Is Mayor Walsh About to Hit Real Estate Developers with a New Tax?

Recent comments seem to indicate that the city will be looking to the private sector to fund his affordable housing initiatives.

Appearing on NECN this morning, Mayor Marty Walsh discussed a range of issues facing the city, including housing that’s unaffordable to many of its residents. Here’s what Walsh had to say:

“We have a task force now looking; how do we create more workforce and affordable housing in the city of Boston? And we really have to come up with funding mechanisms on how to pay for it. The public can’t pay for it; it’s not taxpayers’ money. We have to come up with other ways to entice people to be able to build these houses: Developers.”

These comments seem to suggest that Mayor Walsh will be looking to developers to contribute more toward building the city’s affordable housing.

Boston’s current policy requires most developers—those building 10 or more units—to choose to do one of three things after they receive approval for a new project: build a number of affordable units onsite, equal to 15 percent of the market rate units; build a number of affordable units offsite (same percentage); or, pay a set amount into the city’s affordable housing fund (currently at $200,000 per unit). This is known as the Boston Inclusionary Development Policy.

Just to be clear: “affordable housing” here does not mean Section 8, subsidized, or public housing. The units built under the city’s policy are typically rented and sold by lottery to middle-class tenants and buyers, who earn between $46,000 – $76,000 a year.

Many developers like paying into the city’s affordable housing fund instead of building onsite or offsite units for several reasons, the most obvious one being they don’t want their market-rate tenants and owners to have to mingle with “poor” people, although, as I point out above, these are people who are solidly in the middle class.

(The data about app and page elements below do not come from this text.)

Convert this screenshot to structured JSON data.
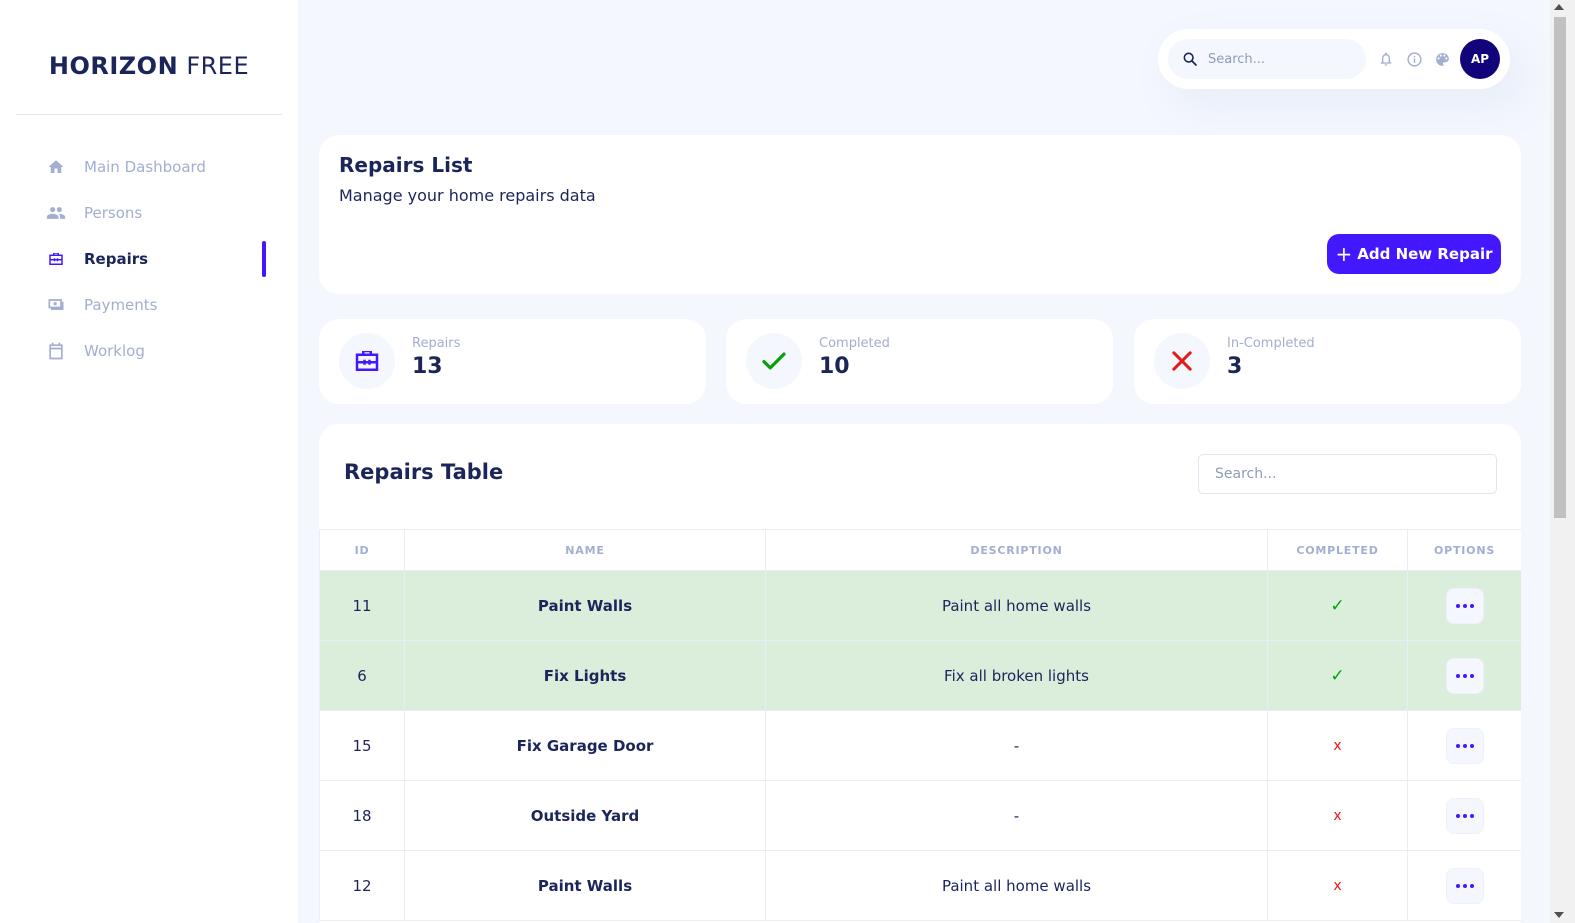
{
  "brand": {
    "bold": "HORIZON",
    "light": "FREE"
  },
  "sidebar": {
    "items": [
      {
        "label": "Main Dashboard",
        "icon": "home-icon",
        "active": false
      },
      {
        "label": "Persons",
        "icon": "people-icon",
        "active": false
      },
      {
        "label": "Repairs",
        "icon": "toolbox-icon",
        "active": true
      },
      {
        "label": "Payments",
        "icon": "money-icon",
        "active": false
      },
      {
        "label": "Worklog",
        "icon": "calendar-icon",
        "active": false
      }
    ]
  },
  "topbar": {
    "search_placeholder": "Search...",
    "icons": [
      "bell-icon",
      "info-icon",
      "palette-icon"
    ],
    "avatar_initials": "AP"
  },
  "header": {
    "title": "Repairs List",
    "subtitle": "Manage your home repairs data",
    "add_button_label": "Add New Repair"
  },
  "stats": [
    {
      "label": "Repairs",
      "value": "13",
      "icon": "toolbox-icon"
    },
    {
      "label": "Completed",
      "value": "10",
      "icon": "check-icon"
    },
    {
      "label": "In-Completed",
      "value": "3",
      "icon": "x-icon"
    }
  ],
  "table": {
    "title": "Repairs Table",
    "search_placeholder": "Search...",
    "columns": [
      "ID",
      "NAME",
      "DESCRIPTION",
      "COMPLETED",
      "OPTIONS"
    ],
    "rows": [
      {
        "id": "11",
        "name": "Paint Walls",
        "description": "Paint all home walls",
        "completed": "✓",
        "done": true
      },
      {
        "id": "6",
        "name": "Fix Lights",
        "description": "Fix all broken lights",
        "completed": "✓",
        "done": true
      },
      {
        "id": "15",
        "name": "Fix Garage Door",
        "description": "-",
        "completed": "x",
        "done": false
      },
      {
        "id": "18",
        "name": "Outside Yard",
        "description": "-",
        "completed": "x",
        "done": false
      },
      {
        "id": "12",
        "name": "Paint Walls",
        "description": "Paint all home walls",
        "completed": "x",
        "done": false
      }
    ]
  },
  "colors": {
    "accent": "#4318ff",
    "navy": "#1b2559",
    "muted": "#a3aed0",
    "completed_row_bg": "#dbeedb",
    "check_green": "#05a10b",
    "cross_red": "#e31a1a",
    "avatar_bg": "#11047a"
  }
}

The Boston Redevelopment Authority has collected approximately $113 million during the 13 years this policy has been in place. During a public hearing in April, Department of Neighborhood Development director Sheila Dillon said the BRA currently has a cash and accounts receivable balance in excess of $50 million, meaning almost half of the funds collected have yet to be spent on housing.

But, even if all of the BRA’s funds had been distributed and used for housing, only about 280 units could have been built with that $113 million—it costs around $400,000 to build one unit of housing in downtown Boston. (No, seriously.)

There are rumblings at City Hall (with lots of pressure being applied by neighborhood community activist organizations) to raise the $200,000 per unit cash contribution to a higher amount—with a doubling to $400,000 per unit being the consensus.

Even that would do little to solve the city’s housing problem. Over the past decade, during one of the city’s periods of greatest economic growth, the city added a total of approximately 20,000 housing units overall, an increase of about 8 percent of total housing stock. If half of those units had been built at prices “affordable” to low- and middle-income residents, it’s hard to see how it would have done much of anything to reduce the cost of housing in the city.

There are just two types of money: public money and private money. If Mayor Walsh is saying he won’t be counting on taxpayer revenue to build more affordable housing, then that leaves only one source of funds. But, it doesn’t appear to be realistic to think charging the city’s private developers for the right to build would do much to solve the problem, either.

Is there a pot of gold somewhere that we don’t know about?